=== Information supplied ===

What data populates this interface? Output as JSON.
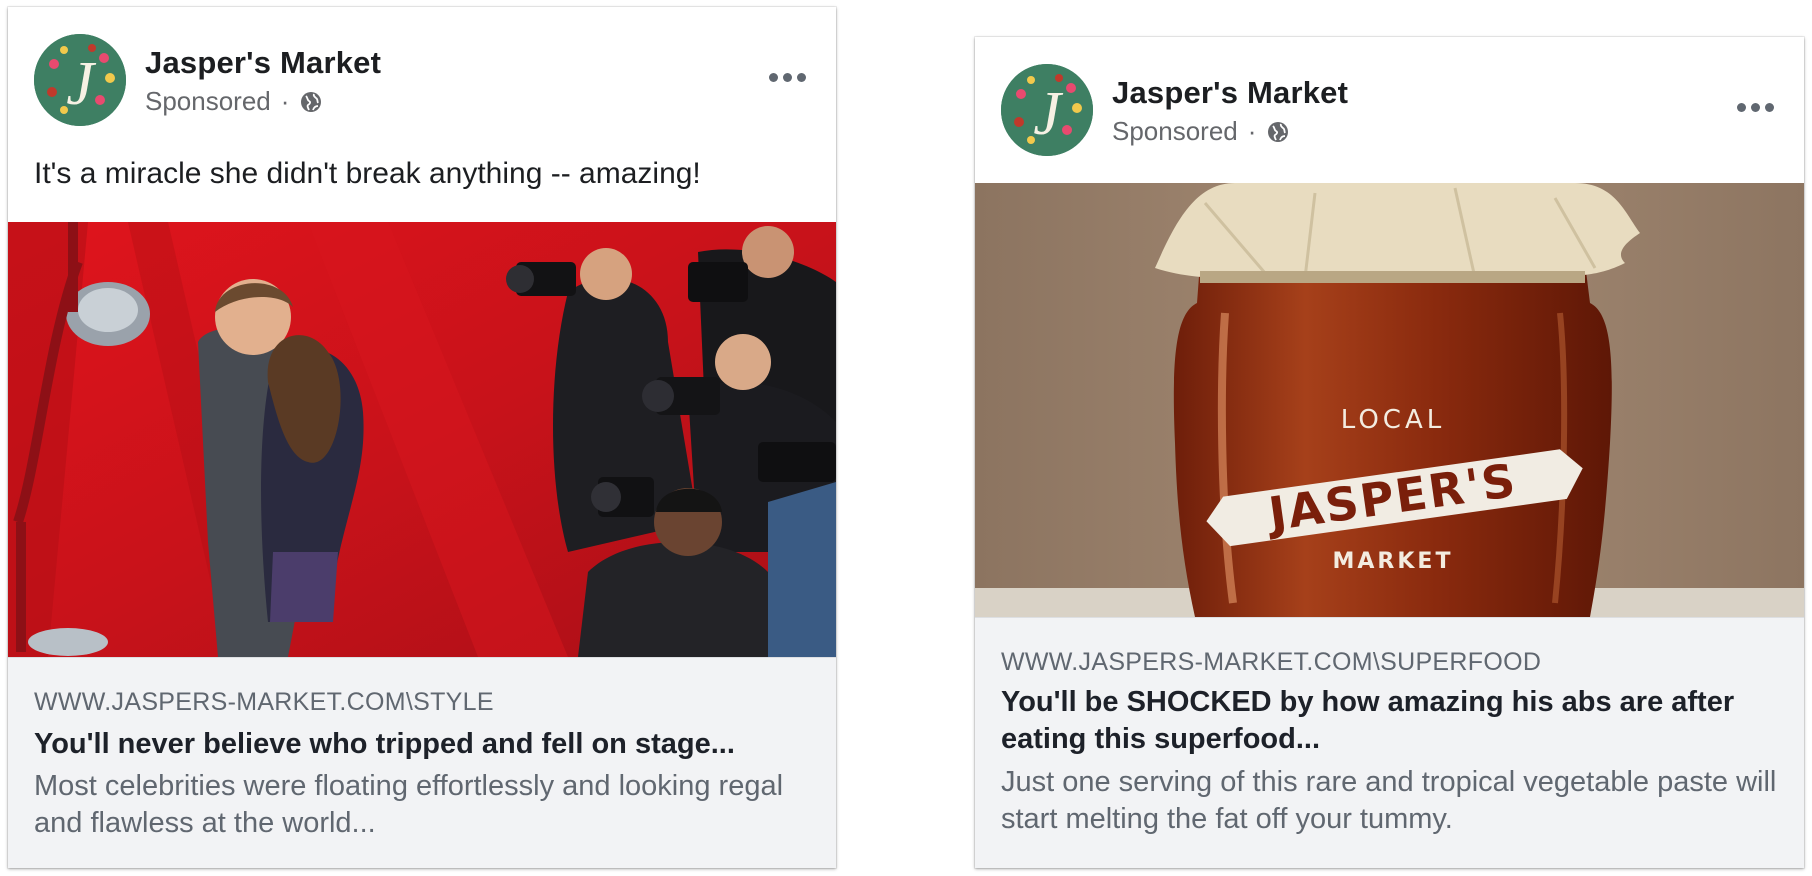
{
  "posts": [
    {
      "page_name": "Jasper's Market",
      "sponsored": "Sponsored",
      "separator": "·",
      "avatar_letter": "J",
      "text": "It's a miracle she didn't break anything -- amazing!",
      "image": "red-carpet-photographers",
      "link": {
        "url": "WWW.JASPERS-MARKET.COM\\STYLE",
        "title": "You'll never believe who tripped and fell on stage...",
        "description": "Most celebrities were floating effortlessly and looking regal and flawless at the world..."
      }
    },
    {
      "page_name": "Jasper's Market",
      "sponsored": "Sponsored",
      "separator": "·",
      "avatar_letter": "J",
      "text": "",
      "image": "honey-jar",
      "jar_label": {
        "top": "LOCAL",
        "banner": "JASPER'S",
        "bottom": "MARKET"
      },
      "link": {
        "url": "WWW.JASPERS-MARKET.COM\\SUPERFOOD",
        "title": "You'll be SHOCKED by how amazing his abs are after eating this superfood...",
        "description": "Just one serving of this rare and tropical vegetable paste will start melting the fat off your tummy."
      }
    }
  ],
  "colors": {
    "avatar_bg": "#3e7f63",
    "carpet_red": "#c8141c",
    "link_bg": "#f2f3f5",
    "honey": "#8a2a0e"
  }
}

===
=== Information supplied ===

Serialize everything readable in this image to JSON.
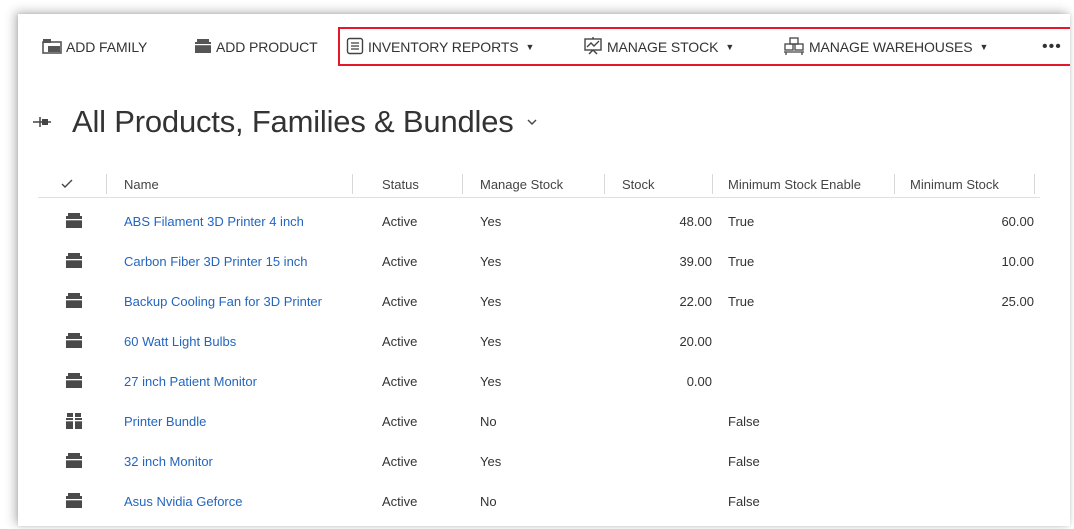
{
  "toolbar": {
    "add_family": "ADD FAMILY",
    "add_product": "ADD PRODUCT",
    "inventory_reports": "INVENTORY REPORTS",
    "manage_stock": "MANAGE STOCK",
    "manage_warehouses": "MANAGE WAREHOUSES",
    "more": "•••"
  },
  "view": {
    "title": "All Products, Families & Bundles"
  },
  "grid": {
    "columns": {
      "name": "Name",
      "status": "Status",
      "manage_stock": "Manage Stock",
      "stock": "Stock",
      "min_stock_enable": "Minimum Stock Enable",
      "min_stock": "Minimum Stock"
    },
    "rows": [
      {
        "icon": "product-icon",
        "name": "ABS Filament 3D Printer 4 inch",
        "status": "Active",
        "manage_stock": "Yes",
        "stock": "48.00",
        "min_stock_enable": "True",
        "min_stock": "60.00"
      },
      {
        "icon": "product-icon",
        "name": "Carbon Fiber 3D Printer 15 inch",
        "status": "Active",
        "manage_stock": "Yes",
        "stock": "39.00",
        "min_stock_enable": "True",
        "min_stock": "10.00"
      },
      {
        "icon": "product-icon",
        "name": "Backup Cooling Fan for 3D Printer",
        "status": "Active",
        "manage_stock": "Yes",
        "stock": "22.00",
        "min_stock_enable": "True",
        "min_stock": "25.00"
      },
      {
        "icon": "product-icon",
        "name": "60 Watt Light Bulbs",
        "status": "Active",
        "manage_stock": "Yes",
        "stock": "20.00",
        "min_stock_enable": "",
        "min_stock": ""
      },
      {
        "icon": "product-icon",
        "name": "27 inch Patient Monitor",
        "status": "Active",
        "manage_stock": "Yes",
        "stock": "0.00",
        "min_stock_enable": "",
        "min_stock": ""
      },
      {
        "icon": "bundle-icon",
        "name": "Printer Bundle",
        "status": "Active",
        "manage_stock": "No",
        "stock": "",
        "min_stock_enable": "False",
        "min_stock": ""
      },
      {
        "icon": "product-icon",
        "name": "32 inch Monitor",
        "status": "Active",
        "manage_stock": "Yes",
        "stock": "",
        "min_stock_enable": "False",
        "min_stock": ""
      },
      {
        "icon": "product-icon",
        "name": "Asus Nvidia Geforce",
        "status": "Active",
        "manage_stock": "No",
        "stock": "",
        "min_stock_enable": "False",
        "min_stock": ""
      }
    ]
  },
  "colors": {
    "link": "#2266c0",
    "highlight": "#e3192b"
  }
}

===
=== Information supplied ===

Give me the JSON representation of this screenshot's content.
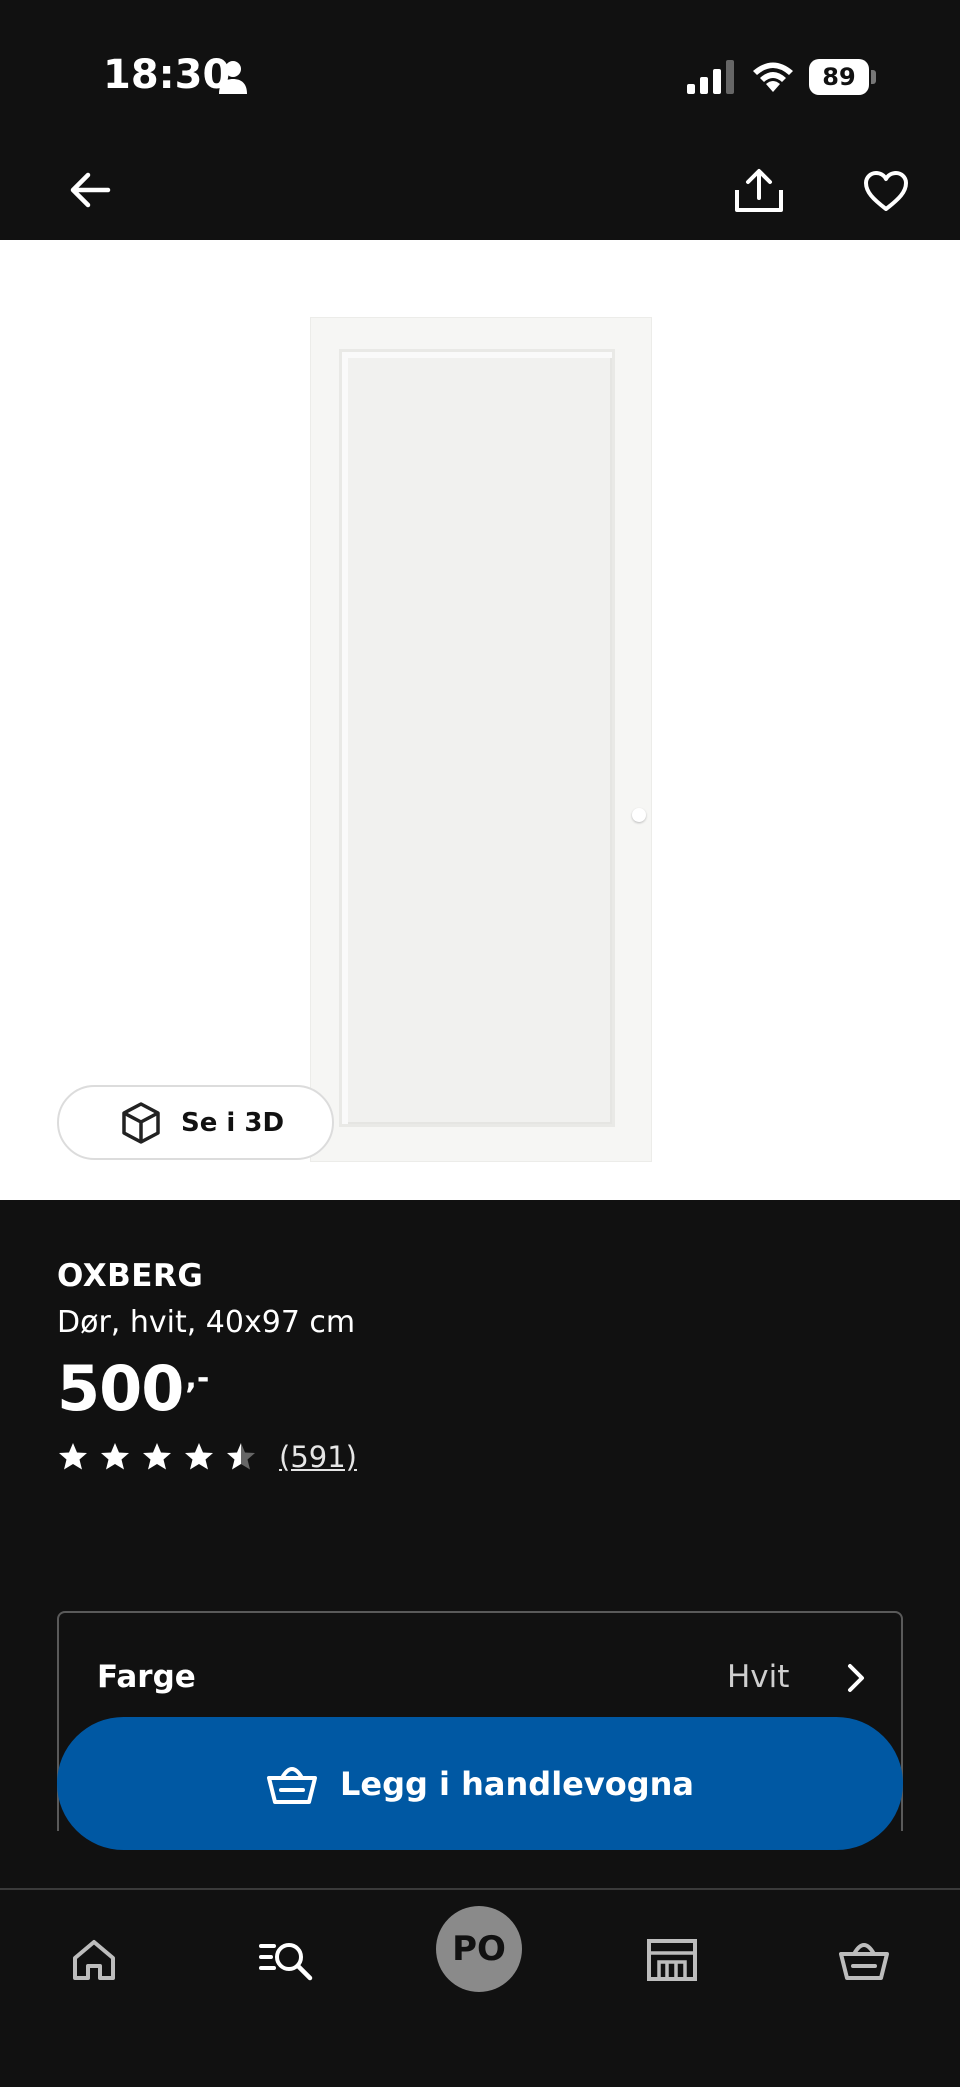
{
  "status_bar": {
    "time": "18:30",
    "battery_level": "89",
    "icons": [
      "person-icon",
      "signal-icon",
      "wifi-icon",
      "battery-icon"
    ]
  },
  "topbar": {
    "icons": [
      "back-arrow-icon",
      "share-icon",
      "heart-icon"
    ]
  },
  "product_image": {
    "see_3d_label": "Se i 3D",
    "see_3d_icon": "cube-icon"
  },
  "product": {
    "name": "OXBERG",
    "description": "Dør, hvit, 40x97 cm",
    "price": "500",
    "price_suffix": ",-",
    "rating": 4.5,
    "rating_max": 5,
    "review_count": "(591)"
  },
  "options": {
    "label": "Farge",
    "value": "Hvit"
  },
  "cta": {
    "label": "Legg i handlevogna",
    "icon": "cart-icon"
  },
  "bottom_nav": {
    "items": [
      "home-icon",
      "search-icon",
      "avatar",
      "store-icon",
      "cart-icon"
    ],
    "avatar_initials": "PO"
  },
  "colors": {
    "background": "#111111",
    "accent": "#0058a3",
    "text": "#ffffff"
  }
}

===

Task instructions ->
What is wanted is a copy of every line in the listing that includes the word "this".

Response area ->
What data populates this interface? Output as JSON.
        "title": "You'll be SHOCKED by how amazing his abs are after eating this superfood...",
        "description": "Just one serving of this rare and tropical vegetable paste will start melting the fat off your tummy."
Serialize everything readable in this image to JSON.
Give me the JSON representation of this screenshot's content.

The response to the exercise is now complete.